Of course, if East has 4 clubs the game is in severe jeopardy anyway since the only entry back to dummy is in clubs and then, since East will hold off winning the club to the last possible moment forcing declarer when your proposed plan of a club to the queen winning with West showing out, then the AQ of spades cashing and ace and another club which East must again duck.

This leaves East, if holding s. any six of them
h. singleton, diamonds K10 and failing to unblock the king, clubs Kxxx as Iain the only one with this configuration of cards in the history of the game (if, of course declarer cashes the ace of hearts and, of course, the AQ of spades from hand before throwing East in with the last club) the only player in the history of the game to make 3NT, even if it is played infinity times. Quite a feat.

Since I have checked the above only a few times, I am much more likely to have made an error in analysis than the above to have occurred, but in any event it is a good practical exercise to test oneself, if he or she is really a true bridge lover.

Again, of course, and only for purity sake (East not having to jettison the diamond king from K10 doubleton, give East the singleton 10 of diamonds with West leading 5th best from KQJ and then of course East”s dealt hand 4 clubs, the already mentioned singleton 10 of diamonds singleton heart or possibly KQ, KQJ, or KQJ10 and the rest spades.

Where is David (or Jim2) when we need at least one of them?

Iain ClimieJanuary 9th, 2017 at 5:31 pm

Hi Bobby,

At the table I’d have played DA (and East does play a helpful card as the cards are shown) then run the CJ. It was only mention of the 4-0 break that made me start thinking and my wife can tell you the mayhem that can cause away from the table.
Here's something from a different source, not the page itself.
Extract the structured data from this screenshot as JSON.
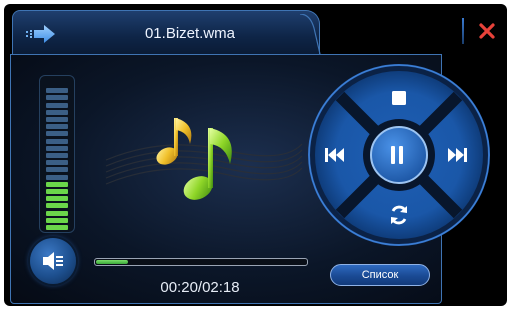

Sorry about all that but thanks for yor reply.


jim2January 9th, 2017 at 5:35 pm

Sorry! On a deadline!

No analysis time — barely time to read.


A V Ramana RaoJanuary 9th, 2017 at 5:47 pm

Hi Dear Mr. Wolff
What I meant was Declarer can win A of diamonds and lead J of clubs playing low from hand. If west wins, you hope diamonds get blocked. And if east happens to have all four clubs, you repeat the finesse in clubs till end if east does not cover and overtake spade Q in dummy with K for cashing fifth club finally for scoring the contract with two Spades, five clubs and two red Aces.

bobby wolffJanuary 10th, 2017 at 6:17 pm

Hi Iain, harassed Jim2, & AVRR,

God’s now in his heaven, all is right with the world, at least on this bridge hand. Much thanks for that.